Real estate developer Howard Hughes Corp (NYSE:HHC) reported fourth-quarter results before the opening bell on Monday. The company easily beat estimates due to strong revenue growth. However, after some adjustments the company did report a loss. Needless to say, there were a lot of moving parts this quarter, so let's take a closer look at the results.
A look at the numbers
Howard Hughes reported revenue of $207 million for the quarter, which blew away estimates. Analysts only expected the company to generate $113.5 million in revenue for the quarter.
Leading the way were land sales at the company's Master Planned Communities segment as sales tallied $96.3 million in the quarter. This was 22.4% higher than in the fourth-quarter of 2013. Strong residential land sales at the company's Summerlin and Bridgeland communities more than offset lower land sales at The Woodlands and Columbia, MD communities.
However, the real highlight was very strong pre-sales for condominiums. Revenue from condominium rights and unit sales totaled $72 million in the quarter, which is up dramatically from the $1.8 million in the fourth-quarter of 2013.
Finally, net operating income from the company's income producing operating assets was also strong. It increased by $3.3 million to $19.8 million, or 20% higher than in the fourth quarter of 2013. The increase was primarily due to the opening of the Downtown Sumerlin mixed use development in October and the reopening of the Outlet Collection at Riverwalk in May.
Despite these strong gains, net income was really messy this quarter. The company reported net income of $21.9 million, or $0.51 per share. That was well above the $0.19 per share analysts were hoping to see. However, due to some adjustments the company actually lost $1.18 per share for the quarter. That reported loss was due to adjusting for a $78.6 million non-cash warrant gain and a $68.5 million net non-cash loss relating to a tax issue that was settled in the quarter. The tax settlement stems from the company's spin off from General Growth Properties in 2010. However, if we back that out the quarter was exceptional.

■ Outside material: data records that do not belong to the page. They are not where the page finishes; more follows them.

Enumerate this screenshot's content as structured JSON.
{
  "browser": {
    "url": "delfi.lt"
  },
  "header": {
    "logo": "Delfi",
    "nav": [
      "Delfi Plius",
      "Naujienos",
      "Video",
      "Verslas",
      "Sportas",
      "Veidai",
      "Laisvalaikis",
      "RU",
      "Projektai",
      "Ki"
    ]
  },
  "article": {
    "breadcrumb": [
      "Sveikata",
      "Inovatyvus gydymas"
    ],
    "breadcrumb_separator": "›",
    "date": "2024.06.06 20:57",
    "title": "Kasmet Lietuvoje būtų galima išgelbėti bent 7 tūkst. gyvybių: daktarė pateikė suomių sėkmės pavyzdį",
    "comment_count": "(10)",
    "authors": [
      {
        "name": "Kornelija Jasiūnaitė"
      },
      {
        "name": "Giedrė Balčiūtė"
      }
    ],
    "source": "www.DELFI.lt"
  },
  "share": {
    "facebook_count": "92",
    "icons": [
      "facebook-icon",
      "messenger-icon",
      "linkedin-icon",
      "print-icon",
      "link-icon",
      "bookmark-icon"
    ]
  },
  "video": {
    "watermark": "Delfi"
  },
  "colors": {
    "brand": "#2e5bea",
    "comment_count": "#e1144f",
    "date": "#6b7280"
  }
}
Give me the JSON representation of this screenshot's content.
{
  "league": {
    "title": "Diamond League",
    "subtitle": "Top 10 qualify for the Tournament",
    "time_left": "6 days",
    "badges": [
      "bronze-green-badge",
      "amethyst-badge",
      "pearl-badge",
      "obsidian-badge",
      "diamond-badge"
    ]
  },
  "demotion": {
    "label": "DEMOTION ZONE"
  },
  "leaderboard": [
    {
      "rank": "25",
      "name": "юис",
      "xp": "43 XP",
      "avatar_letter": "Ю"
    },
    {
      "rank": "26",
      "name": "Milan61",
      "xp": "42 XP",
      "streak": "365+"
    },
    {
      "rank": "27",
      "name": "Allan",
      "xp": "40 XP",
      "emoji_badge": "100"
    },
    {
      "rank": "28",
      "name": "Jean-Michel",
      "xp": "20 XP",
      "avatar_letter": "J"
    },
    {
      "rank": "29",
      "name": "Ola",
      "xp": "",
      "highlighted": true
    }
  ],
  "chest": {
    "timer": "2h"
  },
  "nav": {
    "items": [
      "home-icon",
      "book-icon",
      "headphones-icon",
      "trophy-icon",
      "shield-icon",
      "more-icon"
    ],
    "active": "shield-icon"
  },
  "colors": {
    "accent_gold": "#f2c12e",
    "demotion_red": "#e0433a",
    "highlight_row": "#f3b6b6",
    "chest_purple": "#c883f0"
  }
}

Looking ahead, Howard Hughes should continue to deliver strong growth. The company had $2.9 billion in projects under construction last year, of which $700 million were completed during the year. These new developments helped grow the company's recurring income stream in 2014 and should provide a strong base for 2015. Further, the company still has a number of developments in the pipeline that should be completed over the next two years and drive additional recurring income growth.
In 2015 the company expects several projects that it began construction of in 2013 to be completed. In the first quarter the company has two office buildings, a mixed-use project in the Woodlands, two multi-unit apartment complexes and a retail development to be completed which can then start generating income. In addition to that, several projects it started last year should be completed over the next few years. These assets include an office building and two hotels, which should be complete later this year, and two condominium towers, which should be complete by late next year and early 2017, respectively. Each of these assets should drive additional value creation and income growth in the years ahead.
Howard Hughes delivered a very solid, albeit messy, quarter. The company's sales surged due to strong residential land and condominium sales. Meanwhile, recurring income from operated assets also grew as the company completed the construction of several important new assets last year. That trend of growing net income from operated assets should continue in 2015 as the company has several assets under construction that are expected to add to its recurring income stream throughout 2015.
Matt DiLallo has no position in any stocks mentioned. The Motley Fool has no position in any of the stocks mentioned. Try any of our Foolish newsletter services free for 30 days. We Fools may not all hold the same opinions, but we all believe that considering a diverse range of insights makes us better investors. The Motley Fool has a disclosure policy.